TASK OBJECTIVE: Go through the material line by line and tally those containing the string "time". Only the tally is wanted.

RAW DATA:
------------------------

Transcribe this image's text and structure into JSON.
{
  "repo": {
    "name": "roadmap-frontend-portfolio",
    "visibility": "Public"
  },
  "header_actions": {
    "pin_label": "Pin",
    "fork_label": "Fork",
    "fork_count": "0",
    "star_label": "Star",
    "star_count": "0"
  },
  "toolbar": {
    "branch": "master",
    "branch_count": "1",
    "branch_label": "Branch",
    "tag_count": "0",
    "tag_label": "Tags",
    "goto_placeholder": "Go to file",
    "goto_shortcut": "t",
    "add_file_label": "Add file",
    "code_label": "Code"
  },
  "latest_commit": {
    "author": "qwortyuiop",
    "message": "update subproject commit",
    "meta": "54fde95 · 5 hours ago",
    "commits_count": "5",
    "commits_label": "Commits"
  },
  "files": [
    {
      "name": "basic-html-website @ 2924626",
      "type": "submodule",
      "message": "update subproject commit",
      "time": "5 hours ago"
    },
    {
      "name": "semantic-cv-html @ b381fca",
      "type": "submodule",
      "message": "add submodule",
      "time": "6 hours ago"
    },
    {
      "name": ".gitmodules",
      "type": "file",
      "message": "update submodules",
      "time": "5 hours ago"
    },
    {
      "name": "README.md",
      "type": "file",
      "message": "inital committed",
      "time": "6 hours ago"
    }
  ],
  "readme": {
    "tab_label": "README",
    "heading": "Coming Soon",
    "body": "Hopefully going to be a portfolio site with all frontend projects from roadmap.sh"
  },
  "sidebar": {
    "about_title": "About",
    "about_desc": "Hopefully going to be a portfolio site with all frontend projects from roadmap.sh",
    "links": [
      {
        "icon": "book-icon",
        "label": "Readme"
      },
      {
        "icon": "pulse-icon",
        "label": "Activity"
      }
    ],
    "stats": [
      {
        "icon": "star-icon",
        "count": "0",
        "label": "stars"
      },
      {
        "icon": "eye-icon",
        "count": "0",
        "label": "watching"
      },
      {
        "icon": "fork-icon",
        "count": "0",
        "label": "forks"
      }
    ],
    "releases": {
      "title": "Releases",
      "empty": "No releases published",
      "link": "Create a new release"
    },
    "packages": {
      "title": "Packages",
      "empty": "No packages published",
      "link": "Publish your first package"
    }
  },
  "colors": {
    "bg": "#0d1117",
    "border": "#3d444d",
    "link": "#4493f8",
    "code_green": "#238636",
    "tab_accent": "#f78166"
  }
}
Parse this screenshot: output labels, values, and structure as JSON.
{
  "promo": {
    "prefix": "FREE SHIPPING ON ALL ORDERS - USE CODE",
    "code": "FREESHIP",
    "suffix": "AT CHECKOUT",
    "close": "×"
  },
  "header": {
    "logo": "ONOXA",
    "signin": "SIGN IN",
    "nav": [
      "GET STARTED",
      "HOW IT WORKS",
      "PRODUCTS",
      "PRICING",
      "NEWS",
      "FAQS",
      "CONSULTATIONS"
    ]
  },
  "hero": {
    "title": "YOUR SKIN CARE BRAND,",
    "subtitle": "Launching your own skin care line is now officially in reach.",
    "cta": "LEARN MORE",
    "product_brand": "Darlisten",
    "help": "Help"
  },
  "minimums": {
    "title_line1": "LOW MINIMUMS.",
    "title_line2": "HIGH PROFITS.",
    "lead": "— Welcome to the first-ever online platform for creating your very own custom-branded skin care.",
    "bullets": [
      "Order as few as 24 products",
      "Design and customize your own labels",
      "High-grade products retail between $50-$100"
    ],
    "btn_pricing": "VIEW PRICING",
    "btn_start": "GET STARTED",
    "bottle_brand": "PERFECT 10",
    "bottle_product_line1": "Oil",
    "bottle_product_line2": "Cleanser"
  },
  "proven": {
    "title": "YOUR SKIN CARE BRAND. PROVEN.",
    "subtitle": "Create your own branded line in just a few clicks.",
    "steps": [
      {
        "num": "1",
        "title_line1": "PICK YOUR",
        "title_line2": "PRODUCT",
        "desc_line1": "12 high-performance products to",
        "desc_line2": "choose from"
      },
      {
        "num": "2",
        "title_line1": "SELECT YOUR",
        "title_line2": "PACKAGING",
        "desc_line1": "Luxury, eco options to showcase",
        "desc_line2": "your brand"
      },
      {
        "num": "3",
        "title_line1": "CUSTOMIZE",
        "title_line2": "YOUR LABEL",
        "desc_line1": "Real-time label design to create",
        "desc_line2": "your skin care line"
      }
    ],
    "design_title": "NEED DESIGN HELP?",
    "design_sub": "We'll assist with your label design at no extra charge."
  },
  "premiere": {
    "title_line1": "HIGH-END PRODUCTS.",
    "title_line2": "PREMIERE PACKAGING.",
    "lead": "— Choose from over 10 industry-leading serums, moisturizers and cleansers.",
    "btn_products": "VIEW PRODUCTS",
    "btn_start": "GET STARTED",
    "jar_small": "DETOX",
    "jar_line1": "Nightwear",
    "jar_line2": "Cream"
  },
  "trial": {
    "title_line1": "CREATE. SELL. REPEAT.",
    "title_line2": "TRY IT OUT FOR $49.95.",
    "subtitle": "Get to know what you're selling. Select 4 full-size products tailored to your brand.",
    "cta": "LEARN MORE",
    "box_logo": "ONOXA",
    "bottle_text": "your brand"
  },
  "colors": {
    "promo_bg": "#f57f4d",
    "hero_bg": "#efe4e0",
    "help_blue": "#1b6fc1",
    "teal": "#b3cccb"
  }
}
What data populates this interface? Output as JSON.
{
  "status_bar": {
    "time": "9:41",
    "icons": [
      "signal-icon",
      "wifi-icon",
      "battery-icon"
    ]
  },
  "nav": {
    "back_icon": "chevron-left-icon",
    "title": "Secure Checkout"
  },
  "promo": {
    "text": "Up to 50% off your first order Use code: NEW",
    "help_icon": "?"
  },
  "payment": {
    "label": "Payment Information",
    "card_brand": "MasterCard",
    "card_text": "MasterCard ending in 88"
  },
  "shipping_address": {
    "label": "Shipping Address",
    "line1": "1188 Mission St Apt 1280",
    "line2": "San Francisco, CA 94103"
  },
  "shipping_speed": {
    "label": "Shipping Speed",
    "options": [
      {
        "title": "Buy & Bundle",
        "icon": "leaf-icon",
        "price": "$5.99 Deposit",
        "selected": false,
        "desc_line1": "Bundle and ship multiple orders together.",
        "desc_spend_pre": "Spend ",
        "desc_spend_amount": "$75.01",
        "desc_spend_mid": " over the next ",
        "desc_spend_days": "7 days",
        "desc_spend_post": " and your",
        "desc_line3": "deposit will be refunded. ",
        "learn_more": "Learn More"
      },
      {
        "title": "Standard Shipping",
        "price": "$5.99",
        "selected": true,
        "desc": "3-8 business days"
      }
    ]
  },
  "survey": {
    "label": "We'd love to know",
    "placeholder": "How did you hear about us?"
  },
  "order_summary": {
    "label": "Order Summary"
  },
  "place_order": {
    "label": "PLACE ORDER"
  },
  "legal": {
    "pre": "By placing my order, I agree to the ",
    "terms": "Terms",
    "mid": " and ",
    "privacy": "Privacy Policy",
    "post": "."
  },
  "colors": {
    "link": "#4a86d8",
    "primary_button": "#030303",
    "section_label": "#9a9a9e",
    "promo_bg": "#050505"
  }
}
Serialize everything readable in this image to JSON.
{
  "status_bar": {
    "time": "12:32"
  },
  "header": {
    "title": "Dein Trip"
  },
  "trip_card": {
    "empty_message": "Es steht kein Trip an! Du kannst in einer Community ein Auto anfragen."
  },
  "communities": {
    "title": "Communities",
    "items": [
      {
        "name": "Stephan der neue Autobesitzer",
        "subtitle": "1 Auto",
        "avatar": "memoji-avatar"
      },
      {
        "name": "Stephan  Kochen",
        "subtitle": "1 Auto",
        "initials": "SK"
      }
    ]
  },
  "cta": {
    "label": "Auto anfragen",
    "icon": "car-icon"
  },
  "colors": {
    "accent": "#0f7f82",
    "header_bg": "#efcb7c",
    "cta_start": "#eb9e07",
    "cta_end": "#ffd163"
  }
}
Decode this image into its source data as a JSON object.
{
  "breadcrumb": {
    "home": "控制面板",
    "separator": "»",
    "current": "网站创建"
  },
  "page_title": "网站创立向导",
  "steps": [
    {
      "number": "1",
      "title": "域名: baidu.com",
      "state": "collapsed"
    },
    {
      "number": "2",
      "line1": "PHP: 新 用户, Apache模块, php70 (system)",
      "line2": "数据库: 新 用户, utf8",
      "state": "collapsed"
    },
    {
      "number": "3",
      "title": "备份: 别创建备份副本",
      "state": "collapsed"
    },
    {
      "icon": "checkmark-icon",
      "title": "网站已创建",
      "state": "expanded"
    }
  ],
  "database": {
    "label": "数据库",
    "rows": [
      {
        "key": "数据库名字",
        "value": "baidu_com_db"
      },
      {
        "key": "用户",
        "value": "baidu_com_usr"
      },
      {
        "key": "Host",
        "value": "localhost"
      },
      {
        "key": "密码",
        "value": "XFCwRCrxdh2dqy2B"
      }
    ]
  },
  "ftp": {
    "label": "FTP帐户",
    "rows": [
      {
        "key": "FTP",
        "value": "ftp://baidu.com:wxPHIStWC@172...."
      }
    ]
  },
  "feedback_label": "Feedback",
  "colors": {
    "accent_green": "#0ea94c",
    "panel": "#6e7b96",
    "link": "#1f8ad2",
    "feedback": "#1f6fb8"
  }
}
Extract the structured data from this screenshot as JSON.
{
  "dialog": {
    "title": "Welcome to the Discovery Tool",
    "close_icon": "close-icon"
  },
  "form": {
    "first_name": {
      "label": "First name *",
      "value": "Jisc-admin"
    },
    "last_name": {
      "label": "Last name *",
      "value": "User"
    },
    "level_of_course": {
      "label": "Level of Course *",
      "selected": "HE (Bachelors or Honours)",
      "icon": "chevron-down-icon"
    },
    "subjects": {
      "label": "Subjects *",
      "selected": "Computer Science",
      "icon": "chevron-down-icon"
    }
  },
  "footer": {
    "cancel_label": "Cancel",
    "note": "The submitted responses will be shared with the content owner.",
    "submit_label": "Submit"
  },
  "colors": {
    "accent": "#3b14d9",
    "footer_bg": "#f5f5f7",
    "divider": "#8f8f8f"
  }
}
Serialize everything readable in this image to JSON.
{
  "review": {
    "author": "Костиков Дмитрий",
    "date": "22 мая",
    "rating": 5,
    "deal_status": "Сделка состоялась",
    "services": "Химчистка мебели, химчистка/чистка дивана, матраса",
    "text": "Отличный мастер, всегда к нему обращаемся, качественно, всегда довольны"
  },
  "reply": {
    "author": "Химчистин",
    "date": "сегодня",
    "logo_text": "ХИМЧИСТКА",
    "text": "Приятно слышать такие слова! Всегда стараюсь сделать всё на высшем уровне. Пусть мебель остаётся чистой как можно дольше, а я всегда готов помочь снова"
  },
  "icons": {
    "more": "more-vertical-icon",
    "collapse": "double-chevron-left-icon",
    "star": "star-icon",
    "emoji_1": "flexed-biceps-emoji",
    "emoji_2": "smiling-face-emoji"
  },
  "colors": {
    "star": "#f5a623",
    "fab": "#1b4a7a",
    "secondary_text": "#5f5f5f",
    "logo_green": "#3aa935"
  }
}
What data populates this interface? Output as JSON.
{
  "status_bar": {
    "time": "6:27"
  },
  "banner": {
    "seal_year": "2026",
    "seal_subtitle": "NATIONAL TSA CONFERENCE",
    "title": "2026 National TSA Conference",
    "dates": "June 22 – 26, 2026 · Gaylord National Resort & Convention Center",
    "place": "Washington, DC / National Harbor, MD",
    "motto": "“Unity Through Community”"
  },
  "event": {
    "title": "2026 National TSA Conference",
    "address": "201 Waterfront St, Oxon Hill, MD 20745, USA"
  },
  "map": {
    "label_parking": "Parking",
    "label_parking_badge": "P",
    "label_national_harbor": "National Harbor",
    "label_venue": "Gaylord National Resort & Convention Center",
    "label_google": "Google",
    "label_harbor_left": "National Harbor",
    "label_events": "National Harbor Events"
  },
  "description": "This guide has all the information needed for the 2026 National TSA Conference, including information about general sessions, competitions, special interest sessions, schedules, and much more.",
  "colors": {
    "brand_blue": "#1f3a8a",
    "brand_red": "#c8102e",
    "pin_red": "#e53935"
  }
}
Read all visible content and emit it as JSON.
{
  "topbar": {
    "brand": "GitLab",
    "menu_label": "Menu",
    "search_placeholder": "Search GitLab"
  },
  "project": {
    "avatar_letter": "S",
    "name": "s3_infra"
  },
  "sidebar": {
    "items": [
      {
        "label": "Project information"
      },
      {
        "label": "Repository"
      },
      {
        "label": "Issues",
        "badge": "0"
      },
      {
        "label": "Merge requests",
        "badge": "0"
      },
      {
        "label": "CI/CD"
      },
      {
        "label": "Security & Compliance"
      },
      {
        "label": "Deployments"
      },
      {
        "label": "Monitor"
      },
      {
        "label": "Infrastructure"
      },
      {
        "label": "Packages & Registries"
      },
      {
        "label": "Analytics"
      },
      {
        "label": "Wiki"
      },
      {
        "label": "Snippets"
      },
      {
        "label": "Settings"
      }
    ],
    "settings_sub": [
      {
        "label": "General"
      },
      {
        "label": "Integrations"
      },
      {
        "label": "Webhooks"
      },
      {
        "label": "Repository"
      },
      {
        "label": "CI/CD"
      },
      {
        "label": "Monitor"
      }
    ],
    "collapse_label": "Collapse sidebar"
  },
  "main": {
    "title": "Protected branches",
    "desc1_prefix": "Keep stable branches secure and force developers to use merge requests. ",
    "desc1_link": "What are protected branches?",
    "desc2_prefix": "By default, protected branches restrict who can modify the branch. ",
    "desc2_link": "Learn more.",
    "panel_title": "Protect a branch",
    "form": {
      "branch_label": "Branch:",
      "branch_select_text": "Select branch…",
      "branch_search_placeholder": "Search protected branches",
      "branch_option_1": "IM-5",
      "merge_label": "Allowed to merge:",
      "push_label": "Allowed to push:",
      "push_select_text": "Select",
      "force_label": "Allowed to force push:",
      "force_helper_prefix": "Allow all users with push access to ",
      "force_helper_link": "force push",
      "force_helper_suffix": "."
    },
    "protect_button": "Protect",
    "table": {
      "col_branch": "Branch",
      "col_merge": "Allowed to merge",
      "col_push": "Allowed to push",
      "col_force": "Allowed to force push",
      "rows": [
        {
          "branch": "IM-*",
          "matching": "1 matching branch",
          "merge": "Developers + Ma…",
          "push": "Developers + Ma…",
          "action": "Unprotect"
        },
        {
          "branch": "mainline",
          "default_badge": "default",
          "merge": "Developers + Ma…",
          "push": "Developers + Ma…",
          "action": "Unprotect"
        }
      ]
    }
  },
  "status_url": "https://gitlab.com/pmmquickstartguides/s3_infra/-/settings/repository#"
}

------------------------

ANSWER TO THIS TASK: 8